Head and Shoulders

If you have any experience of trading, you have probably heard about the head and shoulders reversal pattern. It is perhaps the best known pattern. If you learn how and why this signals a reversal, then you can apply the same principles to several other shapes, some of which are quite similar. So we will look at the head and shoulders pattern in some depth.

The head and shoulders pattern is so-called because, with a little imagination, it seems to depict a head and two shoulders. Here is a drawing of a perfect example:

The head and shoulders reversal pattern always occurs in an uptrend, though downtrends have their own variation. The uptrend weakens, then falters, and the price reverses into a downtrend. As labelled above, the head is the highest peak, and the peaks each side are called the shoulders. The shoulders are usually at roughly the same height. The trendline drawn on the chart makes clear what is happening.

When the price goes up to the left shoulder, there is no indication of anything other than the uptrend continuing. The price retraces to the trendline, and as expected receives support and goes back up again. You may get some indication of the weakening of the trend when the price rises to the head – it may not rise as high as shown here, and you may see less trading volume, showing that the trend could be in trouble.

But after the peak of the head, it becomes obvious that something is happening. The price drops through the trendline, showing some feebleness to the uptrend, and it also drops below the peak level of the left shoulder, which in normal circumstances would exhibit support in the process of role reversal. While the price goes back up to the right shoulder, this would usually be with lighter volume of trading, and as the right shoulder is lower than the head height, the trend is technically over.

At this point, we can now say that the price is trading sideways. We still don’t know that there will be a reversal. The fall in price from the right shoulder to a point lower than the previous low point now gives us a reason to call it a downtrend – there are two lower highs, the head and the shoulder, and two lower lows. What is called the neckline, connecting the low points either side of the head, now will often provide resistance, as shown, to the next rise in price. If the reversal is strong, the price may not even get back up to the neckline. The reversal is counted is taking place as soon as the price drops through the neckline, as it would otherwise be a sideways trend.

Often, the neckline will slope up slightly, as shown, but it can be level or even sloping downward. The dashed arrows are included to show where you should expect the price to go – it should drop at least as far below the neckline as the distance from the head to the neckline.

While it is not required for the pattern to be valid, the changing volume of trading is a strong indication that the reversal will come. The volume should reduce on each successive peak, indicating that the bullish uptrend is losing momentum, and in particular the volume should be very light up to the right shoulder. Sometimes the volume will increase as the price drops through the neckline reinforcing the change to a downtrend.

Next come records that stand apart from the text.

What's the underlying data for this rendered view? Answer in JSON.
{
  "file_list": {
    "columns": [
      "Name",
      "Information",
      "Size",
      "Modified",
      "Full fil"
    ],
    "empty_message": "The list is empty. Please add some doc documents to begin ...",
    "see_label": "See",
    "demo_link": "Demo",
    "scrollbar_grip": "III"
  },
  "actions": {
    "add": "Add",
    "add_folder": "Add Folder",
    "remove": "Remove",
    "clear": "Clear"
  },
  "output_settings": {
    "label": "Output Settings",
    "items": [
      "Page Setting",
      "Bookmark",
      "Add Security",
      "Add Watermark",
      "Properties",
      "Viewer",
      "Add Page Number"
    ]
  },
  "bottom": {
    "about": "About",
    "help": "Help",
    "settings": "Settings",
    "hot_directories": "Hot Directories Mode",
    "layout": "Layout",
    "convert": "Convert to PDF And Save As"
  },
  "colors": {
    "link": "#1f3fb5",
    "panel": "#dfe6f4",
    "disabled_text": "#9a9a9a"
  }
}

What has just been described as a simple weakening of an uptrend, and a change to a downtrend. The pattern itself is not magical, but is a typical price curve traced out during a reversal. However, it does give you a particular form and shape to look for on the chart.

Inverse Head and Shoulders

Not surprisingly, the inverse head and shoulders occurs when a downtrend reverses into an uptrend. It is basically the same as the head and shoulders, but inverted, and the analysis is very similar. Here is the form:

The amount of volume of trading is more important in identifying this pattern than the previous one. Volume does not matter much in a downtrend, but an uptrend you definitely want to see strengthening volume, which would be up from the head and also up from the right shoulder. This confirms that the uptrend is valid and should take over.

Head and Shoulders Variations

As we do not live in a perfect world, you will seldom see such a clean example of the head and shoulders pattern as depicted here. Patterns are typically subject to interpretation, and you have to think about what the price and volume actions are indicating to you.

One variation is called the complex head and shoulders pattern, and this is the head and shoulders pattern but with extra parts. The extra parts could include a double shoulder or a double head. All it really means is that the change from one trend to another is taking a little longer, and the pattern is just as good at marking a reversal.

Sometimes you will get a failed head and shoulders pattern. Even once the price has dropped through the neckline, it is possible that the reversal will fail, and the change of trend not occur. The first indication of this would be the price going back above the neckline, which should not occur once the neckline is broken. Sometimes you can even see the original trend resume. Pattern analysis is not an exact science, and trading will always give you exceptions to any rule.

The head and shoulders pattern can appear to signal a continuation rather than a reversal, although you do not see this as often. You’re not likely to get the two confused, as the head and shoulders continuation occurs in an established downtrend. The result in either case is that the head and shoulders is followed by downtrend, which takes away any ambiguity.